We had a great webinar on Wednesday looking at how we can use Tungsten Replicator for moving data into Elasticsearch, whether that’s for analytics, searching, or reporting.
You can ahead and watch the video recording of that session here
We had one question on that session, which I wanted to answer in full:
Can UPDATE and DELETE be converted to INSERT?
One of the interesting issues with replicating databases between databases is that we don’t always want the information in the same format when it goes over another side. Typically when replicating within a homogeneous environment the reason we are using replication is that we want an identical copy over on the other side of the process. In heterogeneous, especially when we move the data out to an analytics environment like Elasticsearch, we might not. That covers a whole range of aspects, from the datatypes and other columns.

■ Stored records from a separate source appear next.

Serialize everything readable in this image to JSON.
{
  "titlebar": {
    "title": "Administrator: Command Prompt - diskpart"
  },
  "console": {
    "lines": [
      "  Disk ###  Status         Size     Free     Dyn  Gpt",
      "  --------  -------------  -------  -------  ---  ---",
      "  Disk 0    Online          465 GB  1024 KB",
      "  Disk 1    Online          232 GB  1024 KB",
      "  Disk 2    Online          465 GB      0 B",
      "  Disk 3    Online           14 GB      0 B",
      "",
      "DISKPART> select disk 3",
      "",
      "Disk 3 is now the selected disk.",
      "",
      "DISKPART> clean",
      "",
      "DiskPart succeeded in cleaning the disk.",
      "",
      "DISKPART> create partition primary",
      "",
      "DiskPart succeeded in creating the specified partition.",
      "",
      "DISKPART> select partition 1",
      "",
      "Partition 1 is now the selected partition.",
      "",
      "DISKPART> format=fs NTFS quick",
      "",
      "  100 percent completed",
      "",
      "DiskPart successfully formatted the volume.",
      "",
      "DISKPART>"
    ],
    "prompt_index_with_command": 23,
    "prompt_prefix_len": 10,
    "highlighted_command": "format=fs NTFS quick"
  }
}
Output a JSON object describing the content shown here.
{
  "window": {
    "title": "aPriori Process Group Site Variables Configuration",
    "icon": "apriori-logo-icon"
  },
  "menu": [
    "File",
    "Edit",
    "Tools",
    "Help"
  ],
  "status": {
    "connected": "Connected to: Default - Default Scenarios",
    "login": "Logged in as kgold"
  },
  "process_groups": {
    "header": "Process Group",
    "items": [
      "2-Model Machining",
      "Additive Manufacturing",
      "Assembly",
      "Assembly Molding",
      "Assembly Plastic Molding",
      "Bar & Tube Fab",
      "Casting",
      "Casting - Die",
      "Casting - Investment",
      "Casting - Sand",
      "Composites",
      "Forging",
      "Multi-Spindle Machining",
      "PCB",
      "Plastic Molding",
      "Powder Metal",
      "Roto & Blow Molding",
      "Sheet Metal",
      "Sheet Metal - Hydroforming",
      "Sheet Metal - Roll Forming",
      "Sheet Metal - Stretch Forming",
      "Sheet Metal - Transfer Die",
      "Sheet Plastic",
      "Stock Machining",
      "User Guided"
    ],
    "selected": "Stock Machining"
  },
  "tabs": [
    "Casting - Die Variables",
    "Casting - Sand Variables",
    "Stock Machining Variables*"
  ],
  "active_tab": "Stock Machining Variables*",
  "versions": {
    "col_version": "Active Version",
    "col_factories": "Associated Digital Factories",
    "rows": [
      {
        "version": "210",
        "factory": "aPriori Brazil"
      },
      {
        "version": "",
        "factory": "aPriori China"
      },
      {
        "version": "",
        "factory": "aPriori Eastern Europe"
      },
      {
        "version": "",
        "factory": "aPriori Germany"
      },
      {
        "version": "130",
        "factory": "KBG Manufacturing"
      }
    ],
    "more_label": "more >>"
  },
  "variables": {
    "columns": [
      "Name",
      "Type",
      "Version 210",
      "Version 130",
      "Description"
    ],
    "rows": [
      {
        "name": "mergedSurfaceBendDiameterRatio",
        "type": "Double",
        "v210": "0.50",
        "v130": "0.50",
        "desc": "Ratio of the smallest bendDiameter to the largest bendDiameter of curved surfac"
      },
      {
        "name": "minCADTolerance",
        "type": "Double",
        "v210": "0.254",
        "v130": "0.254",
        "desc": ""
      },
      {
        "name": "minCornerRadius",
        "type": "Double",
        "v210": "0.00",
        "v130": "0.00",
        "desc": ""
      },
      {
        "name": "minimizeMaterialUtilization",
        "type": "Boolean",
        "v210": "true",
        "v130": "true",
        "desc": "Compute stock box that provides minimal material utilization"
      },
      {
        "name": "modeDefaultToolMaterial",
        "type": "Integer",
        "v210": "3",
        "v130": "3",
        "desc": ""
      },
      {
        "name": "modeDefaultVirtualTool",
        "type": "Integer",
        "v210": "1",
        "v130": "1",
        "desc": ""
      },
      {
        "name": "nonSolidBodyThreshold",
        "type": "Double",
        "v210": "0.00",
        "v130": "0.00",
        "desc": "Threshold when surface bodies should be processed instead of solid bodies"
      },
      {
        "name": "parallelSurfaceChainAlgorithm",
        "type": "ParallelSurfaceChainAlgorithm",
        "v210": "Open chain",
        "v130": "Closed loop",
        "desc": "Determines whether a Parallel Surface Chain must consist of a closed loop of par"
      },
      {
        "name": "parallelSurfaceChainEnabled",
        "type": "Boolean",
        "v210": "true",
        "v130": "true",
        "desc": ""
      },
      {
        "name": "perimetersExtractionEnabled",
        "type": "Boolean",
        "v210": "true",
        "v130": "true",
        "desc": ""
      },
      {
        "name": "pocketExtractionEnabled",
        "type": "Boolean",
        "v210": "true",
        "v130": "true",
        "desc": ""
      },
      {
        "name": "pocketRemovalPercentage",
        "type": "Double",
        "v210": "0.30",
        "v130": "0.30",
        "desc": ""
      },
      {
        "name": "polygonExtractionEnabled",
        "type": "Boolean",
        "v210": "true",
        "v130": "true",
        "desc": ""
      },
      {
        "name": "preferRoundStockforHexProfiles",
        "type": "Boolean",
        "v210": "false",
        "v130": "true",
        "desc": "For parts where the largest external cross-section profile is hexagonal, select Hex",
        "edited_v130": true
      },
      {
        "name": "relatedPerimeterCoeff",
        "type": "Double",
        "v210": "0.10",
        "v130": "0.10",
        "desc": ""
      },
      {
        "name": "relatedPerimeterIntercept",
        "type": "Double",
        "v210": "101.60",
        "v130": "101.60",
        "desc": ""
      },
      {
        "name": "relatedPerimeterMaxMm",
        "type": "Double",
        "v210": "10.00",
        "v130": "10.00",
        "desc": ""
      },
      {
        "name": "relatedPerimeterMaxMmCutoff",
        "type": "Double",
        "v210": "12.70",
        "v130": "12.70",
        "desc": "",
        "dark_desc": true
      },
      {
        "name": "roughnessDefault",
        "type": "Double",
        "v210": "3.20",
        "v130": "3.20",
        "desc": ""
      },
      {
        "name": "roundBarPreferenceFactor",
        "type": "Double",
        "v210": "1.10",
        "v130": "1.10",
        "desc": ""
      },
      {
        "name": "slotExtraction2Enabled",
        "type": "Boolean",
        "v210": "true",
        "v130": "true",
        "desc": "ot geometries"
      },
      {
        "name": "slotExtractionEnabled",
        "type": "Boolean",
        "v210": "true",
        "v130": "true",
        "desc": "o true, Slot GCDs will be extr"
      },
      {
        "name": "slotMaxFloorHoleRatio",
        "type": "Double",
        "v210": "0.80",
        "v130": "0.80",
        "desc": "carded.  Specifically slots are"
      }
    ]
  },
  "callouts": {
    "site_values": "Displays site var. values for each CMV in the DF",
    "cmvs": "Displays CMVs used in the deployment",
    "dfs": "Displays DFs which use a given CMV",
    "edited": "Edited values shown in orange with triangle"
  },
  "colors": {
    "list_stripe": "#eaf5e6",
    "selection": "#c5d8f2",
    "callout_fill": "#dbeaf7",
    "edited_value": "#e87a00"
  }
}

When it comes to the point in this question, what we’ve really got is an auditing rather than strict data replicating style scenario, and it sets up a different set of problems.
The simple answer is that currently, no, we don’t.
The longer answer is that we want to do this correctly and it needs some careful considerations depending on your target environment.
Usually, we want to update the target database with a like-for-like operation for the target database, and we do that by making use of a primary key or other identifiers to update the right information. There can only be one primary key or identifier and if we are tracking modifications rather than the current record state, we need to not use the primary ID. But that also means we don’t normally track what operation created the entry we just modify the record accordingly which would additionally require another field. That means for the above request to make sense within the typical replication deployment, we need to do two things:
- Stop using a primary key as the record identifier
- Record the operation information (and changes) in the target. For most situations, this means you want to know the old and new data, for example, in an update operation.
Fortunately, within Elasticsearch we can do this a bit more easily, first by using the auto-generated ID, and second by using the document structure within Elasticsearch to model the old/new information, or add a new field to say what operation that is.
We haven’t that within Elasticsearch yet but have learnt some good practices for handling that type of change within our Kafka applier. Those changes will be in a release shortly and we’ll be adding them into Elasticsearch soon after.
Have many more questions about Elasticsearch or Tungsten Replicator? Feel free to go ahead and ask!